== DATA FOR PROCESSING ==
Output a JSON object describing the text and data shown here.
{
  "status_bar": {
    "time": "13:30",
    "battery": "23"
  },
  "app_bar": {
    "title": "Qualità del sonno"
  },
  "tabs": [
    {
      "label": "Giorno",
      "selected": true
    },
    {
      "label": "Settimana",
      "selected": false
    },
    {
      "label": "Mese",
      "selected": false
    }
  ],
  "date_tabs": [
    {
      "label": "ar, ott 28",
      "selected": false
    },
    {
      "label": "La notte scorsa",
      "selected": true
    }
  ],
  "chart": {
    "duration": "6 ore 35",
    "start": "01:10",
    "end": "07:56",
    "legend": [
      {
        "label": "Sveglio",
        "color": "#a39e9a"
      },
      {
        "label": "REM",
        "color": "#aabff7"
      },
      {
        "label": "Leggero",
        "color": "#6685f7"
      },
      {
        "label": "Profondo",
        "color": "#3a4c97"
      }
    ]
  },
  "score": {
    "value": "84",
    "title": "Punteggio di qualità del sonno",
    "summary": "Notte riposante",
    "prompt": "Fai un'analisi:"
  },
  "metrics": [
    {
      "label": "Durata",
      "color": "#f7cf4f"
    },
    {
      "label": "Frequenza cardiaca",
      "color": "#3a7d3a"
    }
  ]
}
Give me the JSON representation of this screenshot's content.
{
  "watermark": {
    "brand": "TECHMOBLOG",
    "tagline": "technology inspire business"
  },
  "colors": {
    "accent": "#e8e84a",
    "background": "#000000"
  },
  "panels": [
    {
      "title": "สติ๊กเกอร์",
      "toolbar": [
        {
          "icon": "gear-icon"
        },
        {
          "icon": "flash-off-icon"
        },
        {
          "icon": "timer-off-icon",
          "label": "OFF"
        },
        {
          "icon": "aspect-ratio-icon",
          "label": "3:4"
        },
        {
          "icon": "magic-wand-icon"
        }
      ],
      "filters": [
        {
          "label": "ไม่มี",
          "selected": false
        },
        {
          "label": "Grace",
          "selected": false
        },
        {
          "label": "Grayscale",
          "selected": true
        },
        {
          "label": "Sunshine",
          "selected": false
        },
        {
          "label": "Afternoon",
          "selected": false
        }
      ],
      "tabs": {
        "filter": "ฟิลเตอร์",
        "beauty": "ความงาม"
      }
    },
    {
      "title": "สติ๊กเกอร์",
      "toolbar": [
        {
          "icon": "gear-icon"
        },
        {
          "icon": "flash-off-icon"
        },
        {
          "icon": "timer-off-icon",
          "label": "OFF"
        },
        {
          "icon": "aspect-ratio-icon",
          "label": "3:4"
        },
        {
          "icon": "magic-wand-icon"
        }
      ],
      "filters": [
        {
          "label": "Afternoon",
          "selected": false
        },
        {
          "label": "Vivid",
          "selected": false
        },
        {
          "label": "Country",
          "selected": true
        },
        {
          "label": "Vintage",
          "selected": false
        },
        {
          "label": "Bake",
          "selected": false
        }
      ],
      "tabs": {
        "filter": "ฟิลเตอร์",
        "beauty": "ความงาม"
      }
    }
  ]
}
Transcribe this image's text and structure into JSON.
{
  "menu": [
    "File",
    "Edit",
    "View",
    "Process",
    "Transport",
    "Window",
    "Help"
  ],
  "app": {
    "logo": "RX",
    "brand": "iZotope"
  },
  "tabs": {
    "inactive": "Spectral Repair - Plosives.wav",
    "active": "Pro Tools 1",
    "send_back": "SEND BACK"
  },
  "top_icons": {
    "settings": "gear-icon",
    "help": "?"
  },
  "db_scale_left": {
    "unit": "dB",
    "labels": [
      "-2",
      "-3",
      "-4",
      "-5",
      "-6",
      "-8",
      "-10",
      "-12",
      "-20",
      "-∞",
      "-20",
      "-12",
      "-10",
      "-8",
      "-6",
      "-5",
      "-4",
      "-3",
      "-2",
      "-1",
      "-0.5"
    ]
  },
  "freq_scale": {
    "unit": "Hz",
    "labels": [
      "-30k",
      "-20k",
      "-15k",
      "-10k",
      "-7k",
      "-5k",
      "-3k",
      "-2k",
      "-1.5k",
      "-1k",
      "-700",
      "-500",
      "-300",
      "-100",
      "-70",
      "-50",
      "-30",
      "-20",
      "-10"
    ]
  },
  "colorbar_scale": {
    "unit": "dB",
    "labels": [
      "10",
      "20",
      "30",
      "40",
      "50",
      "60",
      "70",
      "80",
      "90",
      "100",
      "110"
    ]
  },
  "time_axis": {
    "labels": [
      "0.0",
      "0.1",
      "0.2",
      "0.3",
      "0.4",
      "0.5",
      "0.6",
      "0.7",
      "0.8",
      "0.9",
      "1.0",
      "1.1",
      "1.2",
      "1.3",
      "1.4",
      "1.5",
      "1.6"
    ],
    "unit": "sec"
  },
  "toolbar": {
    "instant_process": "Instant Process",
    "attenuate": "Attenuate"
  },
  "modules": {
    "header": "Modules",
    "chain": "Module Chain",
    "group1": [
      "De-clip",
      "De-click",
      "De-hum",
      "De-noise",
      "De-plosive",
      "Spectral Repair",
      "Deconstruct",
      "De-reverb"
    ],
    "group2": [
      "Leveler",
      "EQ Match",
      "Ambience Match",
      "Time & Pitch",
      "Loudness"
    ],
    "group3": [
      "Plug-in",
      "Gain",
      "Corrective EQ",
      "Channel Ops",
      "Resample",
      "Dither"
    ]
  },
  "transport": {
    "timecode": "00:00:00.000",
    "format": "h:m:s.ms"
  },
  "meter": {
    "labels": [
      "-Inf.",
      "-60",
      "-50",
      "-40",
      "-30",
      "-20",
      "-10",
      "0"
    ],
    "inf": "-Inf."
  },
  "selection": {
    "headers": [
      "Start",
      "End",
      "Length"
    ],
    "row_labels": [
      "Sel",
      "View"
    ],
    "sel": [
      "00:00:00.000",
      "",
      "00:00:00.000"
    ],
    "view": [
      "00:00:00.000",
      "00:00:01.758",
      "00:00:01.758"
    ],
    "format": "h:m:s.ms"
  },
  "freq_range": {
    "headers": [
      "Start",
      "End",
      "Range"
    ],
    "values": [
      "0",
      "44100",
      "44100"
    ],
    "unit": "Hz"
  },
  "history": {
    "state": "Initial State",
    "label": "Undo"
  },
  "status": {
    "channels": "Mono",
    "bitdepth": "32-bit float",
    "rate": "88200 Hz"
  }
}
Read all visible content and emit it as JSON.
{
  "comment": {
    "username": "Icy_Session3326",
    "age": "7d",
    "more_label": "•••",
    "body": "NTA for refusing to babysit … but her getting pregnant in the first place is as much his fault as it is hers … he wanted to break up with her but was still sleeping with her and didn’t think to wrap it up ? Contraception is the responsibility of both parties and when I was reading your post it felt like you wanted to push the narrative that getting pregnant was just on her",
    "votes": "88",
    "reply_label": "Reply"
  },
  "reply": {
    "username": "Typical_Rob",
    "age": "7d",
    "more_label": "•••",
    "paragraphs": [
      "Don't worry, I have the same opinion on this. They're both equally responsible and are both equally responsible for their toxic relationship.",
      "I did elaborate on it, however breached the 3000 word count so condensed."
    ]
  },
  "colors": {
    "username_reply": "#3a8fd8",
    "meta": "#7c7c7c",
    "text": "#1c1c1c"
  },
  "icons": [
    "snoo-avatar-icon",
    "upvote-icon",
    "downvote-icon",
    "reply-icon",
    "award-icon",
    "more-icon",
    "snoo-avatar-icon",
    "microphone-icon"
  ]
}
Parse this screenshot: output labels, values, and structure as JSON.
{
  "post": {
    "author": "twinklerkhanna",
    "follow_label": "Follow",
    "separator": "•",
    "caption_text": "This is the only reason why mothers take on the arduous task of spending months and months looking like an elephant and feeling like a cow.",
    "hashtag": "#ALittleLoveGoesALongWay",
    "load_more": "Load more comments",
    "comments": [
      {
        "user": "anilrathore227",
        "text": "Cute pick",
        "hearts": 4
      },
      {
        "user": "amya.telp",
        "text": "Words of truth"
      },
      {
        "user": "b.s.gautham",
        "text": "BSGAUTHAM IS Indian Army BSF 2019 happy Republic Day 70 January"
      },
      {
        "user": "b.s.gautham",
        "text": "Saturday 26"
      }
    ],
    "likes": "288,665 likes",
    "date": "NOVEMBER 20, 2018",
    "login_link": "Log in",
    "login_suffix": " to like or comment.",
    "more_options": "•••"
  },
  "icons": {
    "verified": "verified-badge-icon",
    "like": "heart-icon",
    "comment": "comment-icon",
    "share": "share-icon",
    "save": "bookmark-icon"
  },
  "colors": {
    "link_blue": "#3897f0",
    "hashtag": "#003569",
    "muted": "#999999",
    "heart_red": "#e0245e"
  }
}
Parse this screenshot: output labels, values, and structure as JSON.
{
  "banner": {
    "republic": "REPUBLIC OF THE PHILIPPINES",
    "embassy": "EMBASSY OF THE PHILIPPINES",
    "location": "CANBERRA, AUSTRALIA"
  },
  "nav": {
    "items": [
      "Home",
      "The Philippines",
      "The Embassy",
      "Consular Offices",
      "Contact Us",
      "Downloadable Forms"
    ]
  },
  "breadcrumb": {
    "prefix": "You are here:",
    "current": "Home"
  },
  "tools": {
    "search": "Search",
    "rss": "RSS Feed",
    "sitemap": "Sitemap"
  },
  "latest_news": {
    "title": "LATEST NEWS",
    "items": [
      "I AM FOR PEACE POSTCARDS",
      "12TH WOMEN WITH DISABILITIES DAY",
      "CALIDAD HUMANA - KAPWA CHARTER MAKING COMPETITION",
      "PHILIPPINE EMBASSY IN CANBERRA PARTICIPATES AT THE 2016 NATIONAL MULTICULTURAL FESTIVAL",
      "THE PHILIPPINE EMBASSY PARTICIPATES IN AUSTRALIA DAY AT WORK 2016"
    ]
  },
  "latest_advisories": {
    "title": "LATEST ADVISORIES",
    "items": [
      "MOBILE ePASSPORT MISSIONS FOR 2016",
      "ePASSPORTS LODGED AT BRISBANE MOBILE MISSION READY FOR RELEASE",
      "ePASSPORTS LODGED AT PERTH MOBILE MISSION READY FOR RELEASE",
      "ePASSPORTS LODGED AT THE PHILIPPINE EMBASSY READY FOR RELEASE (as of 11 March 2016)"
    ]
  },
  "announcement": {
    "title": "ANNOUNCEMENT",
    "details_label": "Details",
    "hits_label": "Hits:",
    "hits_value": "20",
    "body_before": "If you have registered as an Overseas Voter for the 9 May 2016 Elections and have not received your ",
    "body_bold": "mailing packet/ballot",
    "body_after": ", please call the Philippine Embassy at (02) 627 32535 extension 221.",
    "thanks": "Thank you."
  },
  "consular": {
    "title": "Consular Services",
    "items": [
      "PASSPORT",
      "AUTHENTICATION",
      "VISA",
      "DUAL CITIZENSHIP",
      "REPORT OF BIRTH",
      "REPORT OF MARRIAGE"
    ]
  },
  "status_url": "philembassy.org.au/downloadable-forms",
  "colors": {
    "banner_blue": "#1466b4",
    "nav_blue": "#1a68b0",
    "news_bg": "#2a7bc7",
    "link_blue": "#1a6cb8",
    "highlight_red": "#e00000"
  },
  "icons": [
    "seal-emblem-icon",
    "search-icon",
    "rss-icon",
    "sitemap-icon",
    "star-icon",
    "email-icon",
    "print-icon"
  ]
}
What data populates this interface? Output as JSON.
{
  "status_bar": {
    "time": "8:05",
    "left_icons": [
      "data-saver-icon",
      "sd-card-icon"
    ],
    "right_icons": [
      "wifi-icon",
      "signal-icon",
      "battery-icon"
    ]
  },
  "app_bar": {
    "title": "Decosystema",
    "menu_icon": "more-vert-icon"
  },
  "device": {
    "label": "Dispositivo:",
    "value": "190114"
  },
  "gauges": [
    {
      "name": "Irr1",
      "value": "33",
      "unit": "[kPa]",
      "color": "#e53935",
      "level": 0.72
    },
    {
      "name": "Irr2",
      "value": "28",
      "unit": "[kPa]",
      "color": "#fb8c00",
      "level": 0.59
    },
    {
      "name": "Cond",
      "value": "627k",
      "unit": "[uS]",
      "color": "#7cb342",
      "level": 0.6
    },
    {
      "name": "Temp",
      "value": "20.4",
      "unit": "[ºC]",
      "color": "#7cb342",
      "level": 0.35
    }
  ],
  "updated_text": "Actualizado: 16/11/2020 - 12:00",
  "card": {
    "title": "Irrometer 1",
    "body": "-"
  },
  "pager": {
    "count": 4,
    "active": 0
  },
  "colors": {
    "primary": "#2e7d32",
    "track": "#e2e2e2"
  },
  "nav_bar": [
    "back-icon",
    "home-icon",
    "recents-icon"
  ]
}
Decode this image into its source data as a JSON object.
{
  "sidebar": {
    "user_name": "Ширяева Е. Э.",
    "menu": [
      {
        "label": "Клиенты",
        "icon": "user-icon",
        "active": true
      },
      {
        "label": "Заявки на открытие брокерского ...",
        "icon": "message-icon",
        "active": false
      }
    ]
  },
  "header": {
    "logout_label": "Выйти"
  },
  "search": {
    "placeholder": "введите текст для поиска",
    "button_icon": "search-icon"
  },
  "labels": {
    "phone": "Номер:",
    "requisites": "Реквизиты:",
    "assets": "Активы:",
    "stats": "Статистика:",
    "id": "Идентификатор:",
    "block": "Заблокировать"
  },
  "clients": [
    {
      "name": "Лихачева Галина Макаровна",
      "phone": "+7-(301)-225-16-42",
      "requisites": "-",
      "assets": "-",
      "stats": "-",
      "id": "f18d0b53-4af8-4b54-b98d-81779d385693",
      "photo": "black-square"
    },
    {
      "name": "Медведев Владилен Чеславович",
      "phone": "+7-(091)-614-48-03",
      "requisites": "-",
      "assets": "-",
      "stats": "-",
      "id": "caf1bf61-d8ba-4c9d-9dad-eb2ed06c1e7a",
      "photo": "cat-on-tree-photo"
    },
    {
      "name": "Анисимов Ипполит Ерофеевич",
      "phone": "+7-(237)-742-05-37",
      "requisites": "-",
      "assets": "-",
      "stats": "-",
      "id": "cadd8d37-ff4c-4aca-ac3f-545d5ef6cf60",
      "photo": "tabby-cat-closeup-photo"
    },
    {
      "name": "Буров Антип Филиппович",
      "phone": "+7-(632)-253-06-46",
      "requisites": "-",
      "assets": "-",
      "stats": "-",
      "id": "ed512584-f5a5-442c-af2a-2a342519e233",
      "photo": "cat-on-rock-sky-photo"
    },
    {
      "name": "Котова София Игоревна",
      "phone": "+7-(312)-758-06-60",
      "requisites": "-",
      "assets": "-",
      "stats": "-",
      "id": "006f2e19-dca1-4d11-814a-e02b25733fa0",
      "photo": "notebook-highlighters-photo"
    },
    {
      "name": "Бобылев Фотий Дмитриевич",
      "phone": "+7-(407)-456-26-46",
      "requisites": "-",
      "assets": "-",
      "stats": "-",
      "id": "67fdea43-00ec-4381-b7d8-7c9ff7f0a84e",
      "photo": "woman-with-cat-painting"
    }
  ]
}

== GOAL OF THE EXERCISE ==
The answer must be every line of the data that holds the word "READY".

== WRITTEN RESPONSE ==
      "ePASSPORTS LODGED AT BRISBANE MOBILE MISSION READY FOR RELEASE",
      "ePASSPORTS LODGED AT PERTH MOBILE MISSION READY FOR RELEASE",
      "ePASSPORTS LODGED AT THE PHILIPPINE EMBASSY READY FOR RELEASE (as of 11 March 2016)"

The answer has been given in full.